It is this handover to humans which could lead to a period of increased risk.
Lisa Dorn, associate professor of driver behaviour at Cranfield University, which together with the University College of London is researching this transition, told the Brake Fleet Safety Conference: “We know drivers change their behaviour and response to those systems in all sorts of complex and perverse ways.
“Vehicles (driven autonomously) take drivers out of the loop and we know it can lead to slower reactions. It can take some time before they are re-engaged. Studies have shown that sometimes it can take several seconds.
“We also know that when you give people more capacity for doing things other than their primary task then they are much more likely to engage in secondary tasks.”

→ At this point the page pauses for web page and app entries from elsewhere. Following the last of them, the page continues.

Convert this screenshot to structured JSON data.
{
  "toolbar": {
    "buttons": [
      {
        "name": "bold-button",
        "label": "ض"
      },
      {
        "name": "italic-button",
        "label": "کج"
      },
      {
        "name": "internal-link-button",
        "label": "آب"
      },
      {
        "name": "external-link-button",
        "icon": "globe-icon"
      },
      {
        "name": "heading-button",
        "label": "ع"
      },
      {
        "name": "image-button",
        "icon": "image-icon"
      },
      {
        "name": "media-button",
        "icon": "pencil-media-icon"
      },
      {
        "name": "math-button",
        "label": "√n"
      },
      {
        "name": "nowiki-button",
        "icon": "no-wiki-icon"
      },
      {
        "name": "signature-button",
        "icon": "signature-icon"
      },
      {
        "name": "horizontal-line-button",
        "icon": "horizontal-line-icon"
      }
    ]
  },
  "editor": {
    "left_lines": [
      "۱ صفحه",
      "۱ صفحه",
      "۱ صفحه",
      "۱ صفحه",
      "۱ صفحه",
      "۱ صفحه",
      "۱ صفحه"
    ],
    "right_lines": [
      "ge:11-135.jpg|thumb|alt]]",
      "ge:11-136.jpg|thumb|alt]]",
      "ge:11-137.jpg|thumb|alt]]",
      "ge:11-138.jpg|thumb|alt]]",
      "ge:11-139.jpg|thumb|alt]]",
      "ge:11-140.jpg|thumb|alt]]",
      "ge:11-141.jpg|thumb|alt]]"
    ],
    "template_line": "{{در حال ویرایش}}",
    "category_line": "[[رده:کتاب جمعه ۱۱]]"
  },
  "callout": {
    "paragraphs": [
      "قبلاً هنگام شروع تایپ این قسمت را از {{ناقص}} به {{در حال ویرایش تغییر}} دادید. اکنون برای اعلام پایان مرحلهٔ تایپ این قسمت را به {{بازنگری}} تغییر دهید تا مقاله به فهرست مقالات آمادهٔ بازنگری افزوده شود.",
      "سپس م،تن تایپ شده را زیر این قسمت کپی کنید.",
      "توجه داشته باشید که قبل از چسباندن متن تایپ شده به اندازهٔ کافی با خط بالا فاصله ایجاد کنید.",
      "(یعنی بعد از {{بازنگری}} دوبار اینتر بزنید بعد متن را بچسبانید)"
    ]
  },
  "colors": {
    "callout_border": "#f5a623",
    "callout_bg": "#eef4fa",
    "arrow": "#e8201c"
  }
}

Research has shown that drivers tend to complete more than two-and-a-half times as many tasks when travelling in a highly-automated car than when manually driving, reducing their attention to the road.
“One of the problems (with high-automated cars) is that drivers will have the capacity to do other things and as soon as you do other things you are distracted and that is potentially where the danger is,” Dorn added.
Her sentiments were echoed in a report issued last month by the International Transport Forum which said claims self-driving cars could avoid 90% of road deaths by eliminating these errors is an “untested and uncertain hypothesis”.
The report added: “Shared responsibility between robot and human drivers can, in fact, lead to more complex driving decisions.
“The unintended consequences might make driving less safe, not more. In situations where humans take over control from robots, more crashes might occur among ‘average’ drivers.”
The report added that many crashes involving human error also involve other factors which may still have led to that collision even if the human had not committed an error in judgment or misperception.
These could include poor roadway design or faulty vehicles. “Human error can also be non-driver-related errors by pedestrians, cyclists and motorcyclists,” added the report. “Since they won’t be automated, their errors will probably not be eliminated by automation.
“These considerations do not likely impact the general finding that automation may continue to significantly better safety outcomes, but it may temper the assessment of automation benefits versus disbenefits.”
Advanced safety assistance systems can result in over-confidence
Cranfield University’s Lisa Dorn warned that advanced driver assistance systems such as forward collision warnings may also have a negative effect on safety, despite having an overwhelmingly overall positive impact on the number of collisions.
The European Commission last month announced that it wants 11 advanced safety features fitted as standard to all new cars and vans launched from 2020, and on all new vehicles sold from two years later.
Experts believe that AEB alone has the potential to save 1,100 lives and more than 120,000 casualties in the UK over the next 10 years, with research showing that cars fitted with the technology have a 38% reduction in rear-end crashes.
However, Dorn said the technology may also make some drivers over-confident.
She added: “If the technology makes them feel safer, they will take more risks. For example, people may feel they can drive faster when an ABS is in use.
“I’m sure fleet managers have stories about how drivers are using forward collision warnings and how annoyed they get with them, how they rely on parking assist and then crash into something because they go too close.”